## PROBLEM STATEMENT
Please report how many lines of the data include the word "duration", with the number as the entire reply.

## SUPPLIED MATERIAL
╭──

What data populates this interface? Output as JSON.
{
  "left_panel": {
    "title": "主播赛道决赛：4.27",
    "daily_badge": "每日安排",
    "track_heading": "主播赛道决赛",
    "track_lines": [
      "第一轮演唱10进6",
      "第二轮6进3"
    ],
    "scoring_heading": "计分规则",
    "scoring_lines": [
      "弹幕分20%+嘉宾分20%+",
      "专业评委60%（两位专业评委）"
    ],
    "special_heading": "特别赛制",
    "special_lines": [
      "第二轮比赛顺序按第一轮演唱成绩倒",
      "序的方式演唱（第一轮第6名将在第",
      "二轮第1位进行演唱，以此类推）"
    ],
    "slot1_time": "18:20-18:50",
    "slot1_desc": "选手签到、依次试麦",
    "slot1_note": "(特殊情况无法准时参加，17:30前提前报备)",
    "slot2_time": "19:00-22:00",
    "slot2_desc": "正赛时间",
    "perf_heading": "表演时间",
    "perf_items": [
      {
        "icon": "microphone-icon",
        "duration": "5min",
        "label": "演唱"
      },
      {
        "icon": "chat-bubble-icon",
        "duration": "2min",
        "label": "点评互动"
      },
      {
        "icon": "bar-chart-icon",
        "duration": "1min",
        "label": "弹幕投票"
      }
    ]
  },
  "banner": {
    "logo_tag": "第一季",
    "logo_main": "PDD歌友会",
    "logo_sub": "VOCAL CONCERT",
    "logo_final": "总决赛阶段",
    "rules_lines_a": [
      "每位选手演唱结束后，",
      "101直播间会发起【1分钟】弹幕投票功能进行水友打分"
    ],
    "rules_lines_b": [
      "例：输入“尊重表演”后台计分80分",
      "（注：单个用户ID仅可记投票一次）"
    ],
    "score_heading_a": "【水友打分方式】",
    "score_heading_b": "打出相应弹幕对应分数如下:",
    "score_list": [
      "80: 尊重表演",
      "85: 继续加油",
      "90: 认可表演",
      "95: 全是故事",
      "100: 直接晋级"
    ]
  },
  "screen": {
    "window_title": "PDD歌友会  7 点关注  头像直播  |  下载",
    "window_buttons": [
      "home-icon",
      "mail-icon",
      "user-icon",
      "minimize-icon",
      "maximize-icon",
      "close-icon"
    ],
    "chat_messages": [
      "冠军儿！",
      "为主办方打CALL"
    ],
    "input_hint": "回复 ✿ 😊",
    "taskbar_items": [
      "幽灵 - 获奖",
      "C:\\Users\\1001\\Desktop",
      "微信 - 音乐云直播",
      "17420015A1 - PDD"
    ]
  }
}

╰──

## REPLY TO THE EXERCISE
3